--- Work request ---
For each line in the data below that has the word "error", copy that line.
(Input material begins)
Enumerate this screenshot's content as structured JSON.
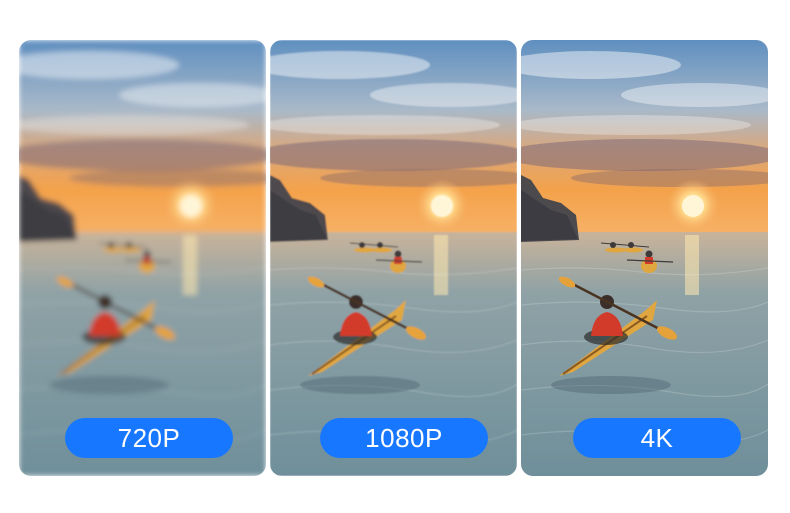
{
  "panels": [
    {
      "id": "720p",
      "label": "720P",
      "blur": 2.6
    },
    {
      "id": "1080p",
      "label": "1080P",
      "blur": 0.9
    },
    {
      "id": "4k",
      "label": "4K",
      "blur": 0
    }
  ],
  "colors": {
    "badge": "#1877ff",
    "sky_top": "#5f8fc0",
    "sunset": "#f4a24a",
    "sea": "#6f8f9a",
    "kayak": "#e0a640",
    "vest": "#d23a2a"
  }
}
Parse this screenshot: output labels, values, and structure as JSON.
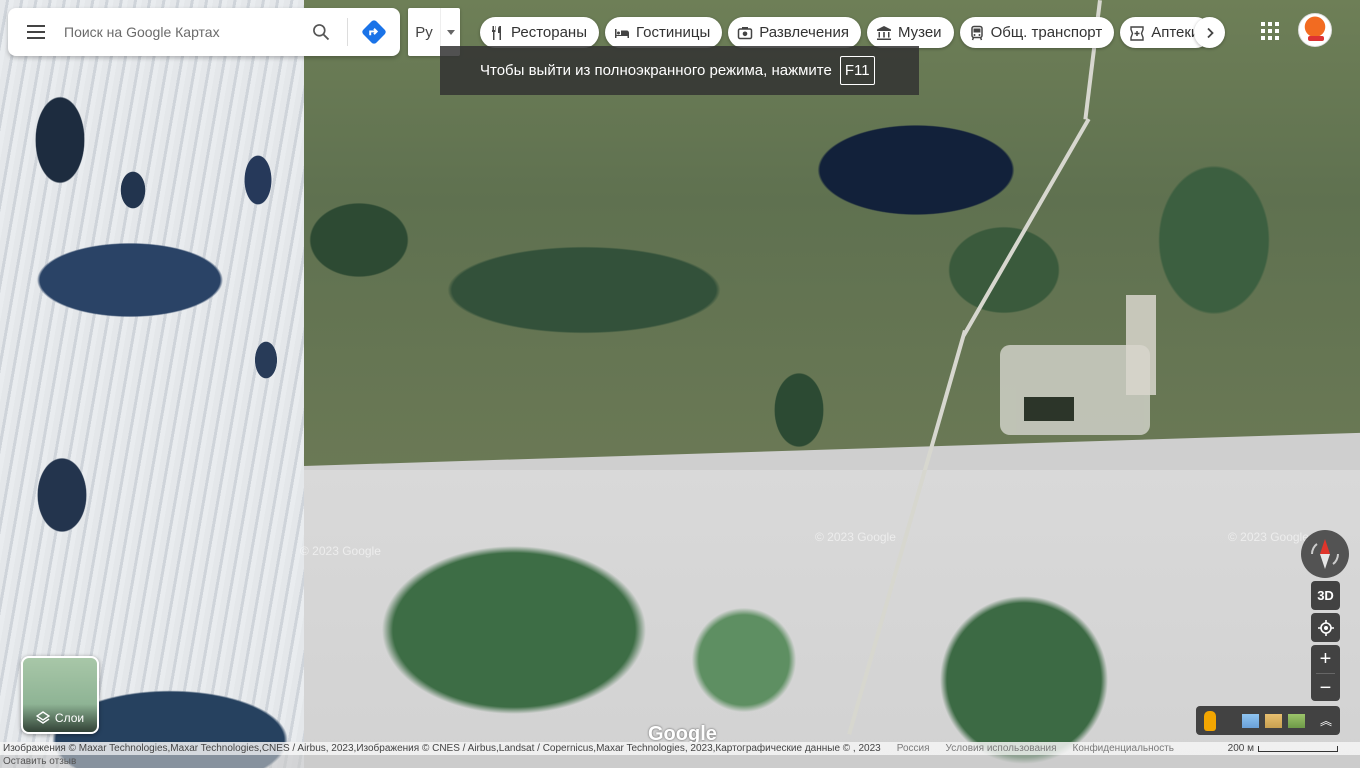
{
  "search": {
    "placeholder": "Поиск на Google Картах",
    "menu_icon": "hamburger-menu-icon",
    "search_icon": "search-icon",
    "directions_icon": "directions-icon"
  },
  "language": {
    "value": "Ру"
  },
  "categories": [
    {
      "label": "Рестораны",
      "icon": "restaurant-icon"
    },
    {
      "label": "Гостиницы",
      "icon": "hotel-icon"
    },
    {
      "label": "Развлечения",
      "icon": "camera-icon"
    },
    {
      "label": "Музеи",
      "icon": "museum-icon"
    },
    {
      "label": "Общ. транспорт",
      "icon": "transit-icon"
    },
    {
      "label": "Аптеки",
      "icon": "pharmacy-icon"
    }
  ],
  "fullscreen_toast": {
    "text": "Чтобы выйти из полноэкранного режима, нажмите",
    "key": "F11"
  },
  "controls": {
    "tilt_label": "3D",
    "zoom_in": "+",
    "zoom_out": "−"
  },
  "layers": {
    "label": "Слои"
  },
  "map_watermarks": [
    "© 2023 Google",
    "© 2023 Google",
    "© 2023 Google"
  ],
  "google_logo": "Google",
  "footer": {
    "attribution": "Изображения © Maxar Technologies,Maxar Technologies,CNES / Airbus, 2023,Изображения © CNES / Airbus,Landsat / Copernicus,Maxar Technologies, 2023,Картографические данные © , 2023",
    "country": "Россия",
    "terms": "Условия использования",
    "privacy": "Конфиденциальность",
    "scale": "200 м",
    "feedback": "Оставить отзыв"
  },
  "colors": {
    "accent_blue": "#1a73e8",
    "pegman_yellow": "#f2a500"
  }
}
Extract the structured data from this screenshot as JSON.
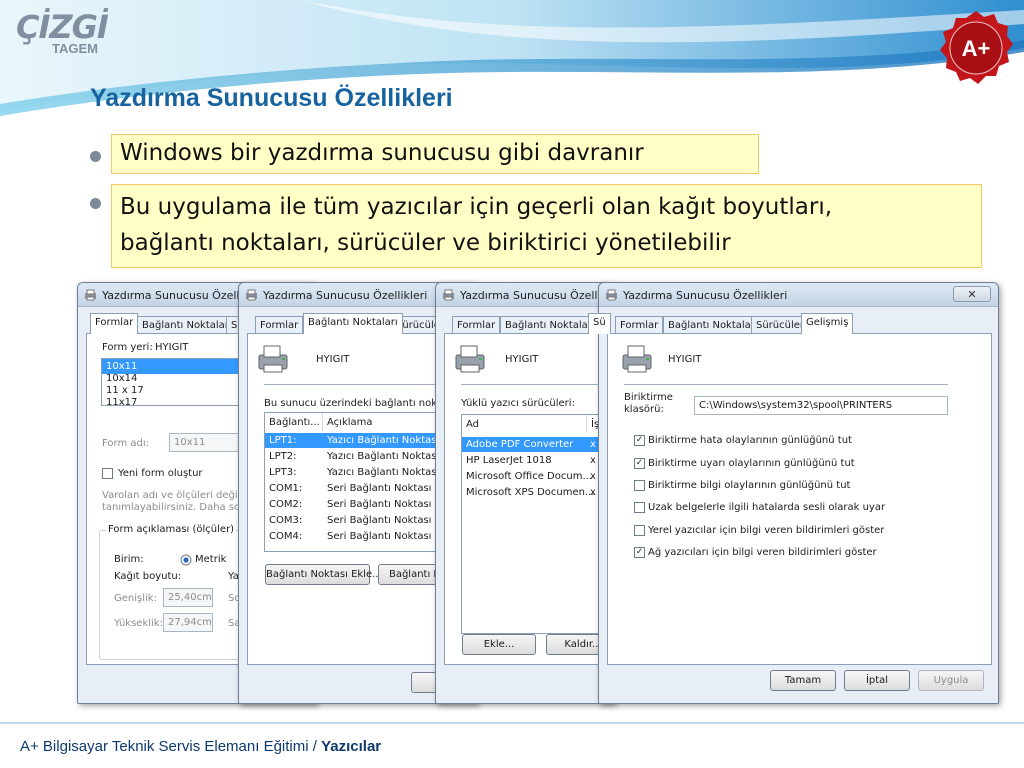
{
  "slide": {
    "logo_text": "ÇİZGİ",
    "logo_sub": "TAGEM",
    "seal_text": "A+",
    "title": "Yazdırma Sunucusu Özellikleri",
    "bullets": [
      "Windows bir yazdırma sunucusu gibi davranır",
      "Bu uygulama ile tüm yazıcılar için geçerli olan kağıt boyutları,",
      "bağlantı noktaları, sürücüler ve biriktirici yönetilebilir"
    ],
    "footer_course": "A+ Bilgisayar Teknik Servis Elemanı Eğitimi / ",
    "footer_topic": "Yazıcılar"
  },
  "colors": {
    "title": "#17639f",
    "highlight_bg": "#ffffc6",
    "highlight_border": "#f0c96d",
    "selection": "#3399ff",
    "footer": "#0e3a6b"
  },
  "icons": [
    "printer-icon",
    "close-icon",
    "checkbox-checked-icon",
    "radio-selected-icon",
    "quality-seal-icon"
  ],
  "dialog_title": "Yazdırma Sunucusu Özellikleri",
  "tabs": [
    "Formlar",
    "Bağlantı Noktaları",
    "Sürücüler",
    "Gelişmiş"
  ],
  "tab_cut": "Sü",
  "server_name": "HYIGIT",
  "win1": {
    "form_label": "Form yeri:",
    "form_value": "HYIGIT",
    "forms": [
      "10x11",
      "10x14",
      "11 x 17",
      "11x17"
    ],
    "form_name_label": "Form adı:",
    "form_name_value": "10x11",
    "new_form_label": "Yeni form oluştur",
    "desc1": "Varolan adı ve ölçüleri değiştire",
    "desc2": "tanımlayabilirsiniz.  Daha sonra",
    "group_label": "Form açıklaması (ölçüler)",
    "unit_label": "Birim:",
    "metric_label": "Metrik",
    "paper_size_label": "Kağıt boyutu:",
    "paper_cut": "Ya",
    "width_label": "Genişlik:",
    "width_value": "25,40cm",
    "width_cut": "So",
    "height_label": "Yükseklik:",
    "height_value": "27,94cm",
    "height_cut": "Sa"
  },
  "win2": {
    "ports_desc": "Bu sunucu üzerindeki bağlantı noktaları",
    "col_port": "Bağlantı...",
    "col_desc": "Açıklama",
    "ports": [
      {
        "port": "LPT1:",
        "desc": "Yazıcı Bağlantı Noktası"
      },
      {
        "port": "LPT2:",
        "desc": "Yazıcı Bağlantı Noktası"
      },
      {
        "port": "LPT3:",
        "desc": "Yazıcı Bağlantı Noktası"
      },
      {
        "port": "COM1:",
        "desc": "Seri Bağlantı Noktası"
      },
      {
        "port": "COM2:",
        "desc": "Seri Bağlantı Noktası"
      },
      {
        "port": "COM3:",
        "desc": "Seri Bağlantı Noktası"
      },
      {
        "port": "COM4:",
        "desc": "Seri Bağlantı Noktası"
      }
    ],
    "add_port_btn": "Bağlantı Noktası Ekle...",
    "port_btn_cut": "Bağlantı No",
    "ok_cut": "Ta"
  },
  "win3": {
    "drivers_label": "Yüklü yazıcı sürücüleri:",
    "col_name": "Ad",
    "col_cut": "İş",
    "drivers": [
      "Adobe PDF Converter",
      "HP LaserJet 1018",
      "Microsoft Office Docum...",
      "Microsoft XPS Documen..."
    ],
    "driver_cell_cut": "x",
    "add_btn": "Ekle...",
    "remove_btn": "Kaldır..."
  },
  "win4": {
    "spool_label_1": "Biriktirme",
    "spool_label_2": "klasörü:",
    "spool_path": "C:\\Windows\\system32\\spool\\PRINTERS",
    "options": [
      {
        "label": "Biriktirme hata olaylarının günlüğünü tut",
        "checked": true
      },
      {
        "label": "Biriktirme uyarı olaylarının günlüğünü tut",
        "checked": true
      },
      {
        "label": "Biriktirme bilgi olaylarının günlüğünü tut",
        "checked": false
      },
      {
        "label": "Uzak belgelerle ilgili  hatalarda sesli olarak uyar",
        "checked": false
      },
      {
        "label": "Yerel yazıcılar için bilgi veren bildirimleri göster",
        "checked": false
      },
      {
        "label": "Ağ yazıcıları için bilgi veren bildirimleri göster",
        "checked": true
      }
    ],
    "ok_btn": "Tamam",
    "cancel_btn": "İptal",
    "apply_btn": "Uygula"
  }
}
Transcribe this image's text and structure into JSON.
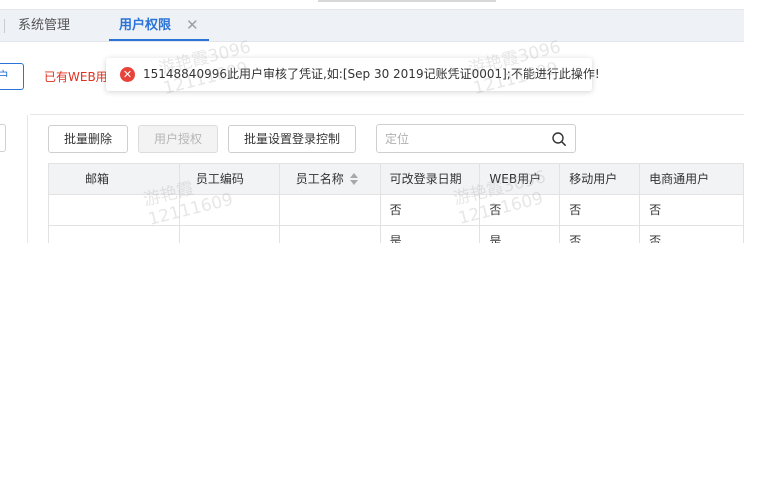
{
  "tabs": [
    {
      "label": "系统管理",
      "active": false
    },
    {
      "label": "用户权限",
      "active": true,
      "close_glyph": "✕"
    }
  ],
  "left_button": {
    "label": "户"
  },
  "web_notice": "已有WEB用",
  "toast": {
    "type": "error",
    "icon": "error-circle-icon",
    "icon_glyph": "✕",
    "message": "15148840996此用户审核了凭证,如:[Sep 30 2019记账凭证0001];不能进行此操作!"
  },
  "toolbar": {
    "batch_delete": "批量删除",
    "user_authorize": "用户授权",
    "batch_login_control": "批量设置登录控制",
    "search_placeholder": "定位"
  },
  "table": {
    "columns": [
      "邮箱",
      "员工编码",
      "员工名称",
      "可改登录日期",
      "WEB用户",
      "移动用户",
      "电商通用户"
    ],
    "rows": [
      [
        "",
        "",
        "",
        "否",
        "否",
        "否",
        "否"
      ],
      [
        "",
        "",
        "",
        "是",
        "是",
        "否",
        "否"
      ]
    ]
  },
  "watermark": {
    "name": "游艳霞",
    "code": "3096",
    "id": "12111609"
  },
  "colors": {
    "accent": "#2b73d6",
    "error": "#e8433a",
    "notice_red": "#e0301e"
  }
}
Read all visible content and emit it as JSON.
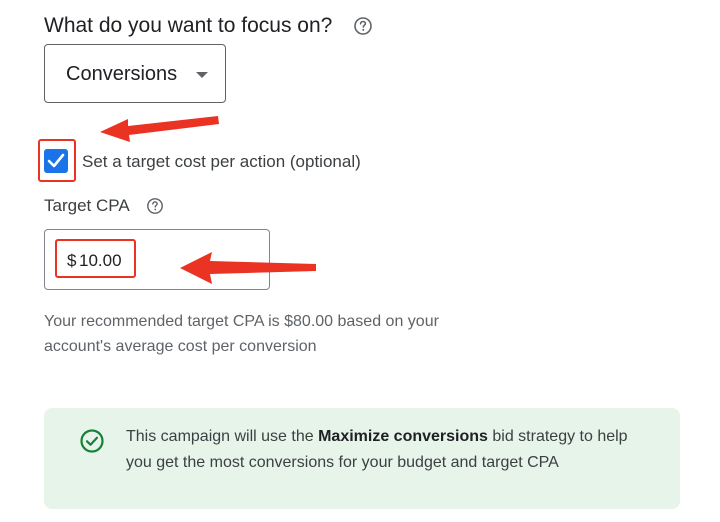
{
  "focus": {
    "title": "What do you want to focus on?",
    "help_icon": "help-circle-icon",
    "dropdown_value": "Conversions"
  },
  "target_cpa_toggle": {
    "checked": true,
    "label": "Set a target cost per action (optional)"
  },
  "target_cpa": {
    "label": "Target CPA",
    "help_icon": "help-circle-icon",
    "currency_symbol": "$",
    "value": "10.00",
    "recommendation_line1": "Your recommended target CPA is $80.00 based on your",
    "recommendation_line2": "account's average cost per conversion"
  },
  "info_banner": {
    "icon": "check-circle-icon",
    "text_before": "This campaign will use the ",
    "text_bold": "Maximize conversions",
    "text_after": " bid strategy to help you get the most conversions for your budget and target CPA"
  },
  "colors": {
    "accent": "#1a73e8",
    "annotation_red": "#ea3323",
    "success_green": "#188038",
    "banner_bg": "#e6f4ea"
  }
}
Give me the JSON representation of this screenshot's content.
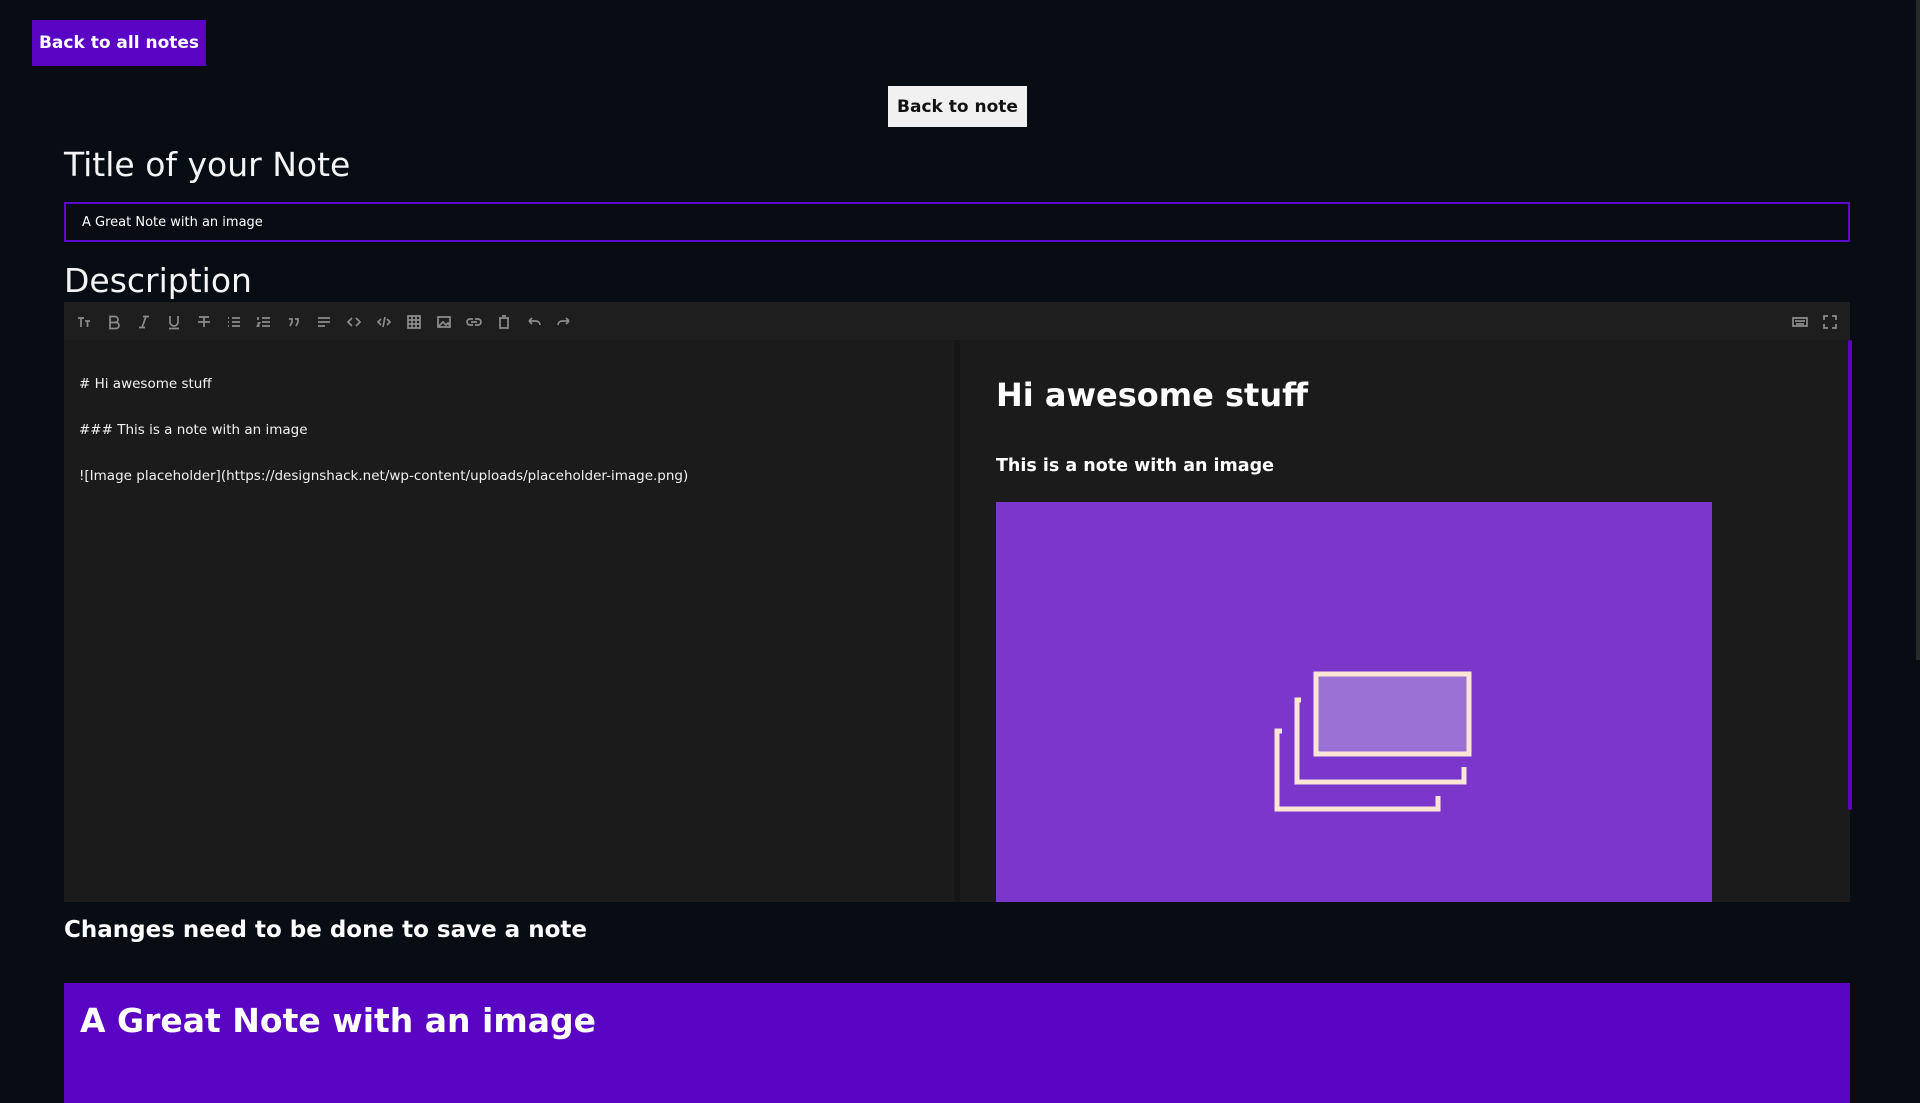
{
  "nav": {
    "back_all_label": "Back to all notes",
    "back_note_label": "Back to note"
  },
  "form": {
    "title_label": "Title of your Note",
    "title_value": "A Great Note with an image",
    "description_label": "Description"
  },
  "editor": {
    "toolbar_icons": [
      "heading-icon",
      "bold-icon",
      "italic-icon",
      "underline-icon",
      "strikethrough-icon",
      "bullet-list-icon",
      "ordered-list-icon",
      "quote-icon",
      "horizontal-rule-icon",
      "inline-code-icon",
      "code-block-icon",
      "table-icon",
      "image-icon",
      "link-icon",
      "clear-icon",
      "undo-icon",
      "redo-icon",
      "keyboard-icon",
      "fullscreen-icon"
    ],
    "source_lines": [
      "# Hi awesome stuff",
      "### This is a note with an image",
      "![Image placeholder](https://designshack.net/wp-content/uploads/placeholder-image.png)"
    ],
    "preview": {
      "h1": "Hi awesome stuff",
      "h3": "This is a note with an image",
      "image_alt": "Image placeholder"
    }
  },
  "status": {
    "notice": "Changes need to be done to save a note"
  },
  "card": {
    "title": "A Great Note with an image"
  },
  "colors": {
    "background": "#070d12",
    "accent": "#5a04c4",
    "editor_bg": "#1b1b1c",
    "placeholder_bg": "#7b36cc"
  }
}
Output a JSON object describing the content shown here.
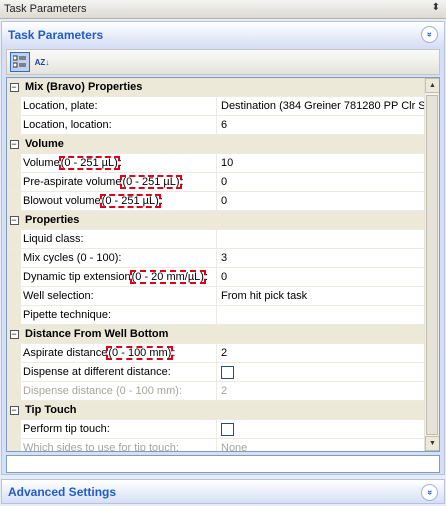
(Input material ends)
--- Response area ---
    "type": "error",
    "icon": "error-circle-icon",
    "error": "#e8433a",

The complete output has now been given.